Next we have a soil thermometer in a black metal case. You carefully push the soil thermometer 5cm into the sand, wait one minute then pull it out and read it at eye level.

This is a multimeter that we use to measure soil moisture and light intensity. When you’re using this piece of equipment make sure that the switch at the front is set to the parameter that you are measuring. Firstly I’m measuring soil moisture so I’ll carefully push it down into the ground and read off the correct scale. It's very dry the score of 1. I’m then going to switch the multimeter to light intensity and read off the light intensity scale. At this site we have a score of 2000 Lux. It’s very bright here.

This is a rangefinder. It's used to measure the distance between two points. You press button number one to take the measurement. Your partner will be standing up the hill holding a piece of paper or a clipboard. You’ll look through the viewfinder and see a set of crosshairs. Line that up with the object your partner is holding and press button number one to take your measurement. The distance will be displayed in metres.
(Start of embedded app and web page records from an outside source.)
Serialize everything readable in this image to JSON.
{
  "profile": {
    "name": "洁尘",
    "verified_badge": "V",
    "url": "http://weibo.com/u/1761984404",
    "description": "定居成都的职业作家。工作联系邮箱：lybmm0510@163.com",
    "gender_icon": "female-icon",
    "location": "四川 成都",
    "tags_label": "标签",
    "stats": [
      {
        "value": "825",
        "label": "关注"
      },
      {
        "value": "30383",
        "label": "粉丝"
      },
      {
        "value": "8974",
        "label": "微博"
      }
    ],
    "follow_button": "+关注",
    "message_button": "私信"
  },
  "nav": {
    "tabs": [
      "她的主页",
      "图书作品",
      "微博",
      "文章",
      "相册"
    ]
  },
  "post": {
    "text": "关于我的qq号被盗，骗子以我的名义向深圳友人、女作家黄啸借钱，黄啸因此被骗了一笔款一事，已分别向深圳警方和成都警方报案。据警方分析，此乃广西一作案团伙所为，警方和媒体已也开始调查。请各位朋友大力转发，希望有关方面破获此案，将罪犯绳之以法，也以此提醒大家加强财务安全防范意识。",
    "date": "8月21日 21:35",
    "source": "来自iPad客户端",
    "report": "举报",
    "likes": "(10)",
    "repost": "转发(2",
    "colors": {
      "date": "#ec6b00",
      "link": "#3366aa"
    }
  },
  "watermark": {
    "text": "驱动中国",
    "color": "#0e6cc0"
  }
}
Lastly we have a clinometer. This device helps us measure the angle of incline or gradient of our site. Notice that when I tilt the clinometer, the circle remains stationary. You look through the viewfinder, keeping both eyes open and you line the horizontal black line up with your partner. You then read off the left-hand side of the scale.

As we conduct our dune transect, we’ll be collecting biotic and abiotic data at a number of sites. The aim of this study is for us to understand how dunes change from the waters edge to the hind dune.

From us at the Coastal Environment Centre, thanks for joining us and we look forward to working with you.